Tuesday, September 06, 2011

Seil Sound under threat.

We visit Seil and its Sound regularly. We have been three times in the last year. My first visit by kayak and sailing dinghy was in July 1967, so I do like the area a great deal.

This view is towards the NE from Bagh Lachlainn at the north end of the island of Luing.

On the east side of the Sound (on the right horizon) lies...

...the delightful little bay of Port na Morachd which is just to the north of...

 this band of trees and under the steep slopes of Dun Crutagain (273m).
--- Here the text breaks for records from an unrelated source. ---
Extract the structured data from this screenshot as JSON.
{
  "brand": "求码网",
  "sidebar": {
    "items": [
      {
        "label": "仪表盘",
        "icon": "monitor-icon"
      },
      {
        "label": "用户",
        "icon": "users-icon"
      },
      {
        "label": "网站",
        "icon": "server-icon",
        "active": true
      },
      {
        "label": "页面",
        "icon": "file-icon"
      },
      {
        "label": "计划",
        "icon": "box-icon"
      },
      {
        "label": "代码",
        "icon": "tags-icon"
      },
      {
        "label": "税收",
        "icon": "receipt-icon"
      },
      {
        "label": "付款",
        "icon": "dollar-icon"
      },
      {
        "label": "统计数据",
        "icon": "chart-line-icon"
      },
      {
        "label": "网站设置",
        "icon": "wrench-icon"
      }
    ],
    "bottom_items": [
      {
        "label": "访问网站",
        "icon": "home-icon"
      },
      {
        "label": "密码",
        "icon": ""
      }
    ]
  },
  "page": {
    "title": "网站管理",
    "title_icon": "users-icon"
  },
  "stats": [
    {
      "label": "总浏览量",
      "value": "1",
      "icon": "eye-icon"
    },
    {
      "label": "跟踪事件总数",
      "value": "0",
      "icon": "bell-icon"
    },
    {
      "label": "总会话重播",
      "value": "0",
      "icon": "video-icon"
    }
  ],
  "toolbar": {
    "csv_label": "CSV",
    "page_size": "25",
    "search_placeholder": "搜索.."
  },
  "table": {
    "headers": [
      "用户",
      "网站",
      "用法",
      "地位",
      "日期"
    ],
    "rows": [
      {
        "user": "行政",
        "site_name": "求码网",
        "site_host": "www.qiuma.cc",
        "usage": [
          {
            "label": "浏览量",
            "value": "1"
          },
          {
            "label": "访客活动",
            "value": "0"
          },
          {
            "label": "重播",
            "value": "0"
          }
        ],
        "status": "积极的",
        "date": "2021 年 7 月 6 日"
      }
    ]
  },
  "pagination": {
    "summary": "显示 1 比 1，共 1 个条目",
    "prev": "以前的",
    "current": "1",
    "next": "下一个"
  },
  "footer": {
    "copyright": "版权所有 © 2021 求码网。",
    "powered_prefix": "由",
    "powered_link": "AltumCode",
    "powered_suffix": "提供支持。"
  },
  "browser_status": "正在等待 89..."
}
I was dismayed when I learned from the Save Seil Sound campaign that a Polish company plans to build a huge fish farm consisting of 12 cages, each 32m  in diameter, covering an area of 4 football pitches on this very spot. There will also be a service barge 18m by 26m with a two storey building on top. When it is running it will contain 450,000 adult salmon and you can imagine the effect of the pollution and parasites which a farm of this size will release. Seil Sound is very enclosed and shallow and I am sure that the wild life will suffer even more than the view.

Speaking of the view, this is looking SSW down the Sound towards Torsa, Luing and Scarba.

This is looking NW towards Seil with the mountains of Mull behind. We have seen porpoises, seals, otters, herons, cormorants, shags, terns, guillemots, black guillemots, razorbills, oyster catchers, eider duck, geese, swans, eagles, buzzards and hen harriers here. I will be very sorry if this wild place is industrialised in this way.

If you wish to make a comment, either for  or against the proposed fish farm, to the Argyll and Bute planners you can do so here.

If you support the campaign to save Seil Sound, you can join them on Facebook here.


  1. First I had heard Douglas but thanks for the info. I guess the (tidal) currents are swift there and hence will help disperse the decaying food and fish droppings that presumably are attractive to parasites etc, so good for the owners. Seems a bit like siting nuclear plants on the coast - very handly for getting rid of 'small' amounts of radioactivity, isn't it? Unfortunately the environment as we all now know can only take a limited amount of such abuse before the poor planet self-destructs.

  2. So sad to hear this news Douglas. Sounds like another Tighnabruaich, only on a much much bigger scale :-(

  3. This is not good, and neither is the one that I heard of earlier this year that may potentially be situated off Cable Bay on Colonsay, one of the beaches in the "SNH top 20". They are becoming THE blight of the west coast.

  4. Hello, David, Phil and Vince, I have just heard of yet another huge fish farm proposal off Eigg!